Where does "phase" occur in the listing? Copy every line that holds it.

--- Data extracts ---

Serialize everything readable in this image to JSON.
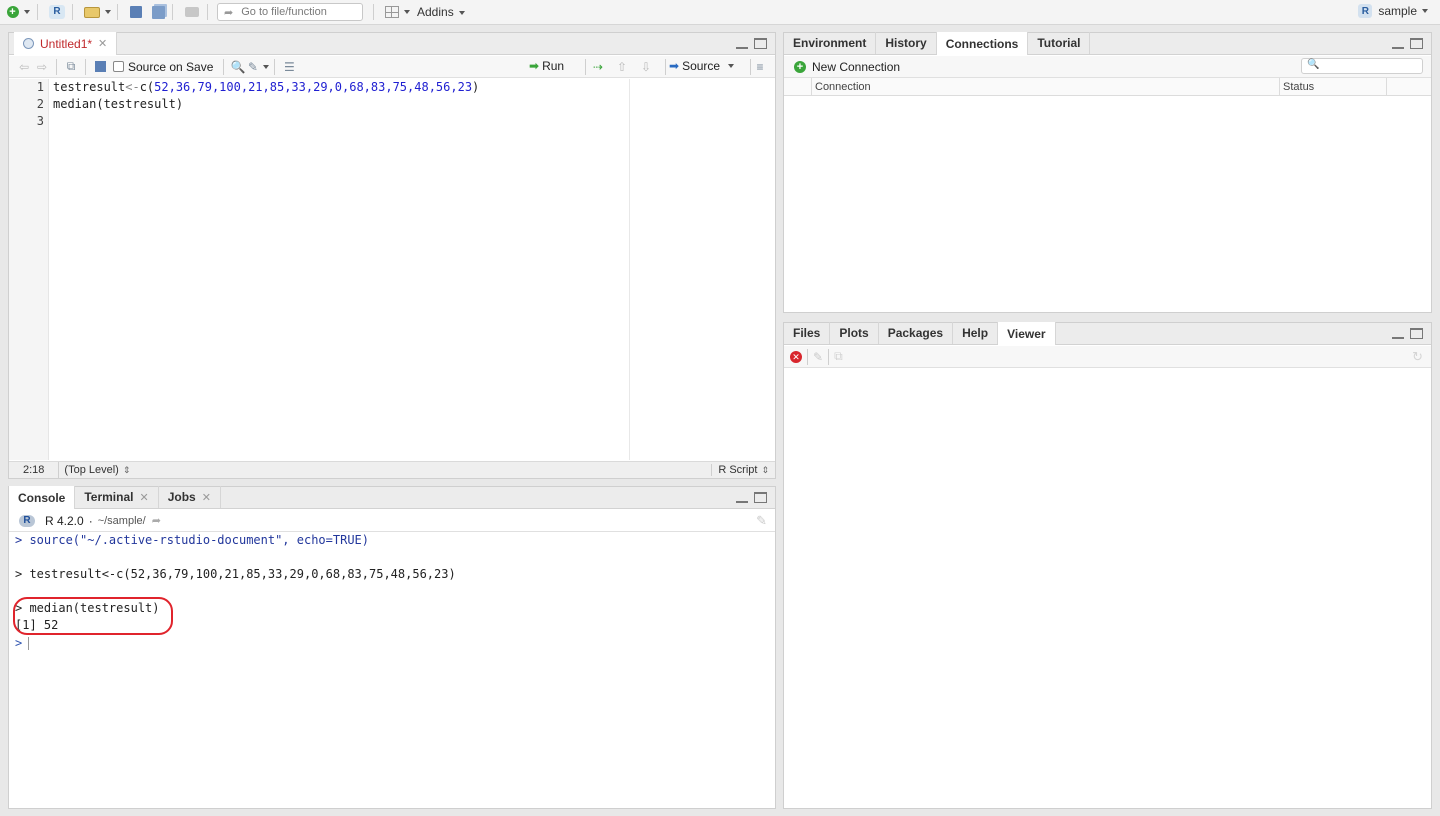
{
  "toolbar": {
    "goto_placeholder": "Go to file/function",
    "addins_label": "Addins",
    "project_label": "sample",
    "project_icon": "R"
  },
  "editor": {
    "tab_label": "Untitled1*",
    "source_on_save_label": "Source on Save",
    "run_label": "Run",
    "source_label": "Source",
    "line_numbers": [
      "1",
      "2",
      "3"
    ],
    "lines": {
      "l1_prefix": "testresult",
      "l1_assign": "<-",
      "l1_fn": "c(",
      "l1_nums": "52,36,79,100,21,85,33,29,0,68,83,75,48,56,23",
      "l1_close": ")",
      "l2": "median(testresult)"
    },
    "status_pos": "2:18",
    "status_scope": "(Top Level)",
    "status_type": "R Script"
  },
  "console": {
    "tabs": [
      "Console",
      "Terminal",
      "Jobs"
    ],
    "r_version": "R 4.2.0",
    "path": "~/sample/",
    "lines": [
      "> source(\"~/.active-rstudio-document\", echo=TRUE)",
      "> testresult<-c(52,36,79,100,21,85,33,29,0,68,83,75,48,56,23)",
      "> median(testresult)",
      "[1] 52",
      ">"
    ]
  },
  "env_pane": {
    "tabs": [
      "Environment",
      "History",
      "Connections",
      "Tutorial"
    ],
    "new_connection_label": "New Connection",
    "col_connection": "Connection",
    "col_status": "Status"
  },
  "files_pane": {
    "tabs": [
      "Files",
      "Plots",
      "Packages",
      "Help",
      "Viewer"
    ]
  },
  "colors": {
    "accent_blue": "#22379c",
    "number_blue": "#1f1fd1",
    "highlight_ring": "#e0242c"
  }
}
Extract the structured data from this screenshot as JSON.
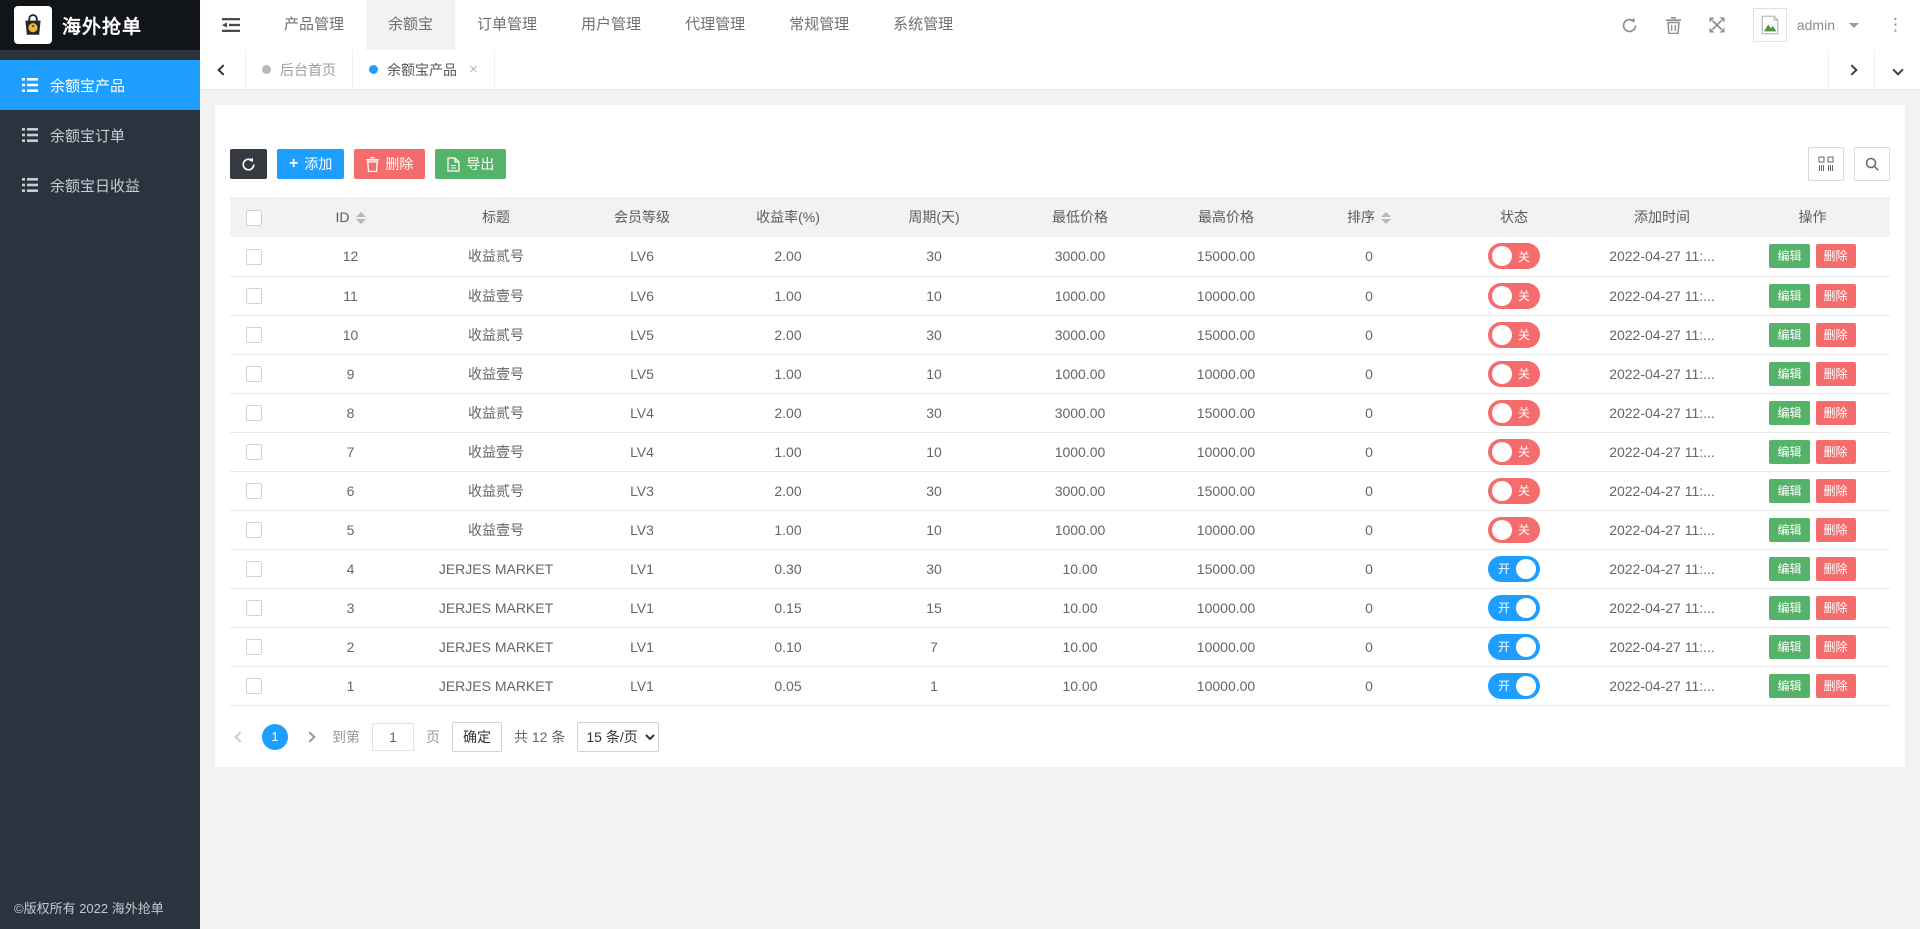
{
  "brand": {
    "title": "海外抢单"
  },
  "header": {
    "nav_items": [
      {
        "label": "产品管理",
        "active": false
      },
      {
        "label": "余额宝",
        "active": true
      },
      {
        "label": "订单管理",
        "active": false
      },
      {
        "label": "用户管理",
        "active": false
      },
      {
        "label": "代理管理",
        "active": false
      },
      {
        "label": "常规管理",
        "active": false
      },
      {
        "label": "系统管理",
        "active": false
      }
    ],
    "username": "admin"
  },
  "sidebar": {
    "items": [
      {
        "label": "余额宝产品",
        "active": true
      },
      {
        "label": "余额宝订单",
        "active": false
      },
      {
        "label": "余额宝日收益",
        "active": false
      }
    ],
    "copyright": "©版权所有 2022 海外抢单"
  },
  "tabbar": {
    "tabs": [
      {
        "label": "后台首页",
        "active": false,
        "closable": false
      },
      {
        "label": "余额宝产品",
        "active": true,
        "closable": true
      }
    ]
  },
  "toolbar": {
    "add_label": "添加",
    "delete_label": "删除",
    "export_label": "导出"
  },
  "table": {
    "columns": [
      "ID",
      "标题",
      "会员等级",
      "收益率(%)",
      "周期(天)",
      "最低价格",
      "最高价格",
      "排序",
      "状态",
      "添加时间",
      "操作"
    ],
    "sortable_columns": [
      "ID",
      "排序"
    ],
    "switch_on_label": "开",
    "switch_off_label": "关",
    "edit_label": "编辑",
    "delete_label": "删除",
    "rows": [
      {
        "id": "12",
        "title": "收益贰号",
        "level": "LV6",
        "rate": "2.00",
        "cycle": "30",
        "min_price": "3000.00",
        "max_price": "15000.00",
        "sort": "0",
        "status": "off",
        "time": "2022-04-27 11:..."
      },
      {
        "id": "11",
        "title": "收益壹号",
        "level": "LV6",
        "rate": "1.00",
        "cycle": "10",
        "min_price": "1000.00",
        "max_price": "10000.00",
        "sort": "0",
        "status": "off",
        "time": "2022-04-27 11:..."
      },
      {
        "id": "10",
        "title": "收益贰号",
        "level": "LV5",
        "rate": "2.00",
        "cycle": "30",
        "min_price": "3000.00",
        "max_price": "15000.00",
        "sort": "0",
        "status": "off",
        "time": "2022-04-27 11:..."
      },
      {
        "id": "9",
        "title": "收益壹号",
        "level": "LV5",
        "rate": "1.00",
        "cycle": "10",
        "min_price": "1000.00",
        "max_price": "10000.00",
        "sort": "0",
        "status": "off",
        "time": "2022-04-27 11:..."
      },
      {
        "id": "8",
        "title": "收益贰号",
        "level": "LV4",
        "rate": "2.00",
        "cycle": "30",
        "min_price": "3000.00",
        "max_price": "15000.00",
        "sort": "0",
        "status": "off",
        "time": "2022-04-27 11:..."
      },
      {
        "id": "7",
        "title": "收益壹号",
        "level": "LV4",
        "rate": "1.00",
        "cycle": "10",
        "min_price": "1000.00",
        "max_price": "10000.00",
        "sort": "0",
        "status": "off",
        "time": "2022-04-27 11:..."
      },
      {
        "id": "6",
        "title": "收益贰号",
        "level": "LV3",
        "rate": "2.00",
        "cycle": "30",
        "min_price": "3000.00",
        "max_price": "15000.00",
        "sort": "0",
        "status": "off",
        "time": "2022-04-27 11:..."
      },
      {
        "id": "5",
        "title": "收益壹号",
        "level": "LV3",
        "rate": "1.00",
        "cycle": "10",
        "min_price": "1000.00",
        "max_price": "10000.00",
        "sort": "0",
        "status": "off",
        "time": "2022-04-27 11:..."
      },
      {
        "id": "4",
        "title": "JERJES MARKET",
        "level": "LV1",
        "rate": "0.30",
        "cycle": "30",
        "min_price": "10.00",
        "max_price": "15000.00",
        "sort": "0",
        "status": "on",
        "time": "2022-04-27 11:..."
      },
      {
        "id": "3",
        "title": "JERJES MARKET",
        "level": "LV1",
        "rate": "0.15",
        "cycle": "15",
        "min_price": "10.00",
        "max_price": "10000.00",
        "sort": "0",
        "status": "on",
        "time": "2022-04-27 11:..."
      },
      {
        "id": "2",
        "title": "JERJES MARKET",
        "level": "LV1",
        "rate": "0.10",
        "cycle": "7",
        "min_price": "10.00",
        "max_price": "10000.00",
        "sort": "0",
        "status": "on",
        "time": "2022-04-27 11:..."
      },
      {
        "id": "1",
        "title": "JERJES MARKET",
        "level": "LV1",
        "rate": "0.05",
        "cycle": "1",
        "min_price": "10.00",
        "max_price": "10000.00",
        "sort": "0",
        "status": "on",
        "time": "2022-04-27 11:..."
      }
    ]
  },
  "pagination": {
    "current_page": "1",
    "goto_label": "到第",
    "goto_value": "1",
    "page_unit": "页",
    "confirm_label": "确定",
    "total_label": "共 12 条",
    "page_size_label": "15 条/页"
  },
  "colors": {
    "primary": "#1e9fff",
    "danger": "#f56c6c",
    "success": "#55b269",
    "dark": "#343a40"
  }
}
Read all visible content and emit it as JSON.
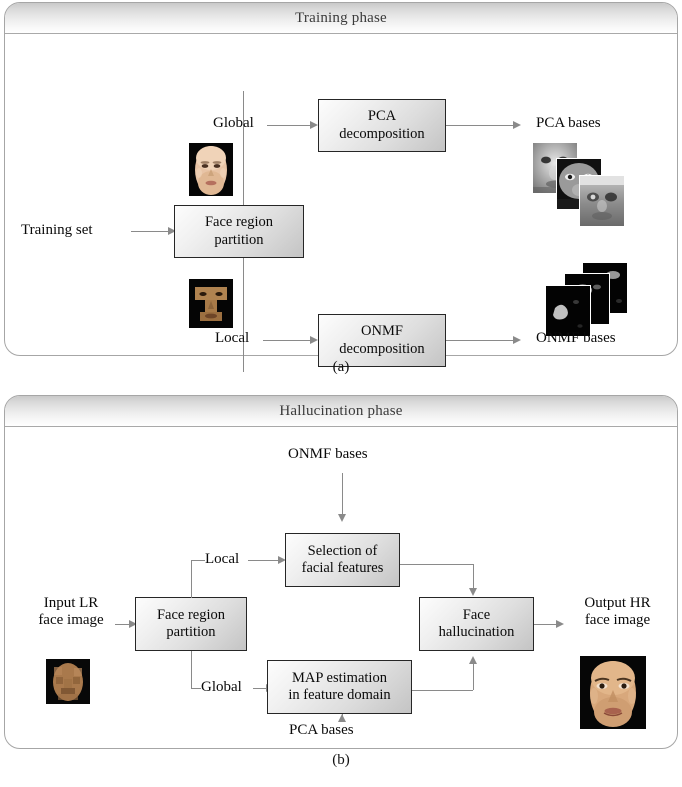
{
  "figure": {
    "panels": [
      {
        "id": "a",
        "title": "Training phase",
        "caption": "(a)",
        "nodes": [
          {
            "id": "face-region-partition",
            "label": "Face region\npartition"
          },
          {
            "id": "pca-decomposition",
            "label": "PCA\ndecomposition"
          },
          {
            "id": "onmf-decomposition",
            "label": "ONMF\ndecomposition"
          }
        ],
        "labels": [
          {
            "id": "training-set",
            "text": "Training set"
          },
          {
            "id": "global-branch",
            "text": "Global"
          },
          {
            "id": "local-branch",
            "text": "Local"
          },
          {
            "id": "pca-bases",
            "text": "PCA bases"
          },
          {
            "id": "onmf-bases",
            "text": "ONMF bases"
          }
        ],
        "thumbnails": [
          {
            "id": "global-face-thumb",
            "kind": "color-face"
          },
          {
            "id": "local-face-thumb",
            "kind": "t-shape-face-region"
          },
          {
            "id": "pca-bases-stack",
            "kind": "grayscale-eigenface-stack",
            "count": 3
          },
          {
            "id": "onmf-bases-stack",
            "kind": "sparse-dark-basis-stack",
            "count": 3
          }
        ]
      },
      {
        "id": "b",
        "title": "Hallucination phase",
        "caption": "(b)",
        "nodes": [
          {
            "id": "face-region-partition",
            "label": "Face region\npartition"
          },
          {
            "id": "selection-of-facial-features",
            "label": "Selection of\nfacial features"
          },
          {
            "id": "map-estimation",
            "label": "MAP estimation\nin feature domain"
          },
          {
            "id": "face-hallucination",
            "label": "Face\nhallucination"
          }
        ],
        "labels": [
          {
            "id": "onmf-bases-input",
            "text": "ONMF bases"
          },
          {
            "id": "pca-bases-input",
            "text": "PCA bases"
          },
          {
            "id": "input-lr",
            "text": "Input LR\nface image"
          },
          {
            "id": "output-hr",
            "text": "Output HR\nface image"
          },
          {
            "id": "local-branch",
            "text": "Local"
          },
          {
            "id": "global-branch",
            "text": "Global"
          }
        ],
        "thumbnails": [
          {
            "id": "input-lr-face-thumb",
            "kind": "blurry-lowres-face"
          },
          {
            "id": "output-hr-face-thumb",
            "kind": "sharp-highres-face"
          }
        ]
      }
    ]
  },
  "text": {
    "panel_a_title": "Training phase",
    "panel_a_caption": "(a)",
    "panel_b_title": "Hallucination phase",
    "panel_b_caption": "(b)",
    "training_set": "Training set",
    "global": "Global",
    "local": "Local",
    "face_region_partition_l1": "Face region",
    "face_region_partition_l2": "partition",
    "pca_decomposition_l1": "PCA",
    "pca_decomposition_l2": "decomposition",
    "onmf_decomposition_l1": "ONMF",
    "onmf_decomposition_l2": "decomposition",
    "pca_bases": "PCA bases",
    "onmf_bases": "ONMF bases",
    "selection_l1": "Selection of",
    "selection_l2": "facial features",
    "map_l1": "MAP estimation",
    "map_l2": "in feature domain",
    "hallucination_l1": "Face",
    "hallucination_l2": "hallucination",
    "input_lr_l1": "Input LR",
    "input_lr_l2": "face image",
    "output_hr_l1": "Output HR",
    "output_hr_l2": "face image"
  },
  "colors": {
    "panel_border": "#a6a6a6",
    "box_border": "#262626",
    "connector": "#8a8a8a",
    "title_text": "#3a3a3a",
    "body_text": "#0a0a0a",
    "thumb_background": "#000000"
  }
}
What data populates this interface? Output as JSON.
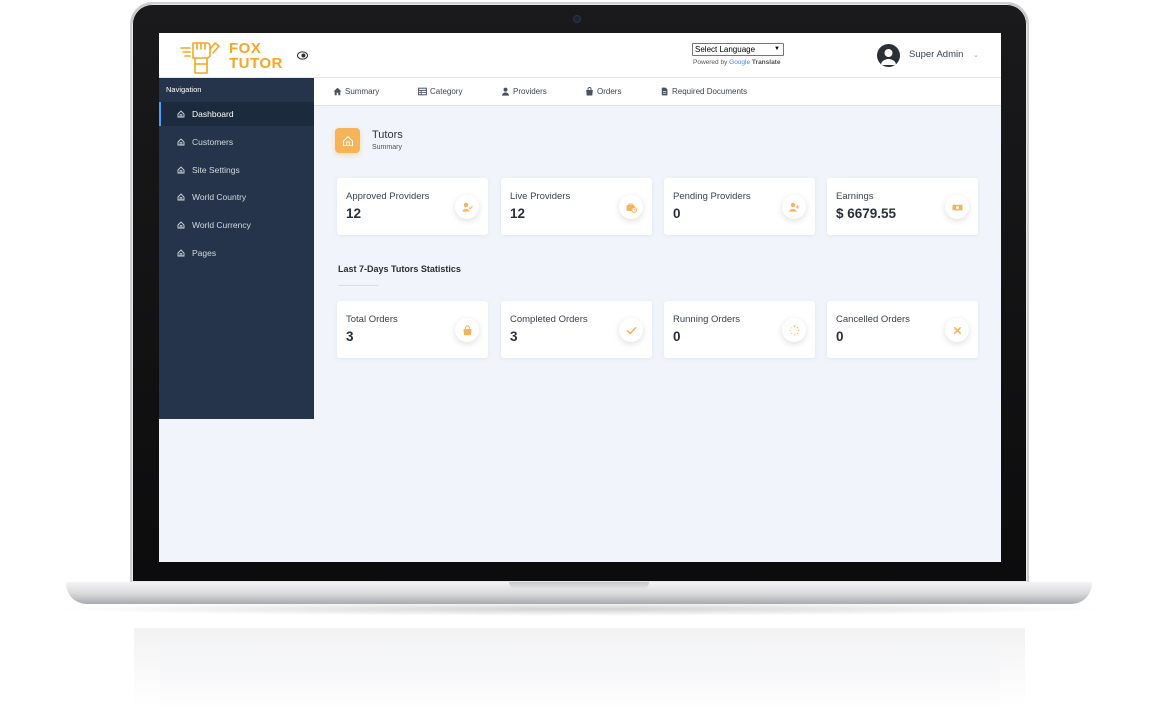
{
  "brand": {
    "line1": "FOX",
    "line2": "TUTOR",
    "color": "#f5a623"
  },
  "header": {
    "language_select": "Select Language",
    "powered_by": "Powered by",
    "google": "Google",
    "translate": "Translate",
    "user_name": "Super Admin"
  },
  "sidebar": {
    "heading": "Navigation",
    "items": [
      {
        "label": "Dashboard",
        "active": true
      },
      {
        "label": "Customers"
      },
      {
        "label": "Site Settings"
      },
      {
        "label": "World Country"
      },
      {
        "label": "World Currency"
      },
      {
        "label": "Pages"
      }
    ]
  },
  "tabs": [
    {
      "label": "Summary",
      "icon": "home-icon"
    },
    {
      "label": "Category",
      "icon": "table-icon"
    },
    {
      "label": "Providers",
      "icon": "user-icon"
    },
    {
      "label": "Orders",
      "icon": "bag-icon"
    },
    {
      "label": "Required Documents",
      "icon": "document-icon"
    }
  ],
  "page": {
    "title": "Tutors",
    "subtitle": "Summary"
  },
  "summary_cards": [
    {
      "label": "Approved Providers",
      "value": "12",
      "icon": "user-check-icon"
    },
    {
      "label": "Live Providers",
      "value": "12",
      "icon": "briefcase-clock-icon"
    },
    {
      "label": "Pending Providers",
      "value": "0",
      "icon": "user-plus-icon"
    },
    {
      "label": "Earnings",
      "value": "$ 6679.55",
      "icon": "money-icon"
    }
  ],
  "stats_section": {
    "title": "Last 7-Days Tutors Statistics"
  },
  "order_cards": [
    {
      "label": "Total Orders",
      "value": "3",
      "icon": "bag-icon"
    },
    {
      "label": "Completed Orders",
      "value": "3",
      "icon": "check-icon"
    },
    {
      "label": "Running Orders",
      "value": "0",
      "icon": "spinner-icon"
    },
    {
      "label": "Cancelled Orders",
      "value": "0",
      "icon": "close-icon"
    }
  ],
  "colors": {
    "accent": "#f7b35a",
    "sidebar": "#25344a",
    "active_border": "#4a9eff",
    "background": "#f1f5fb"
  }
}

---

## Problem solution
        "title": "Training phase",
        "title": "Hallucination phase",
    "panel_a_title": "Training phase",
    "panel_b_title": "Hallucination phase",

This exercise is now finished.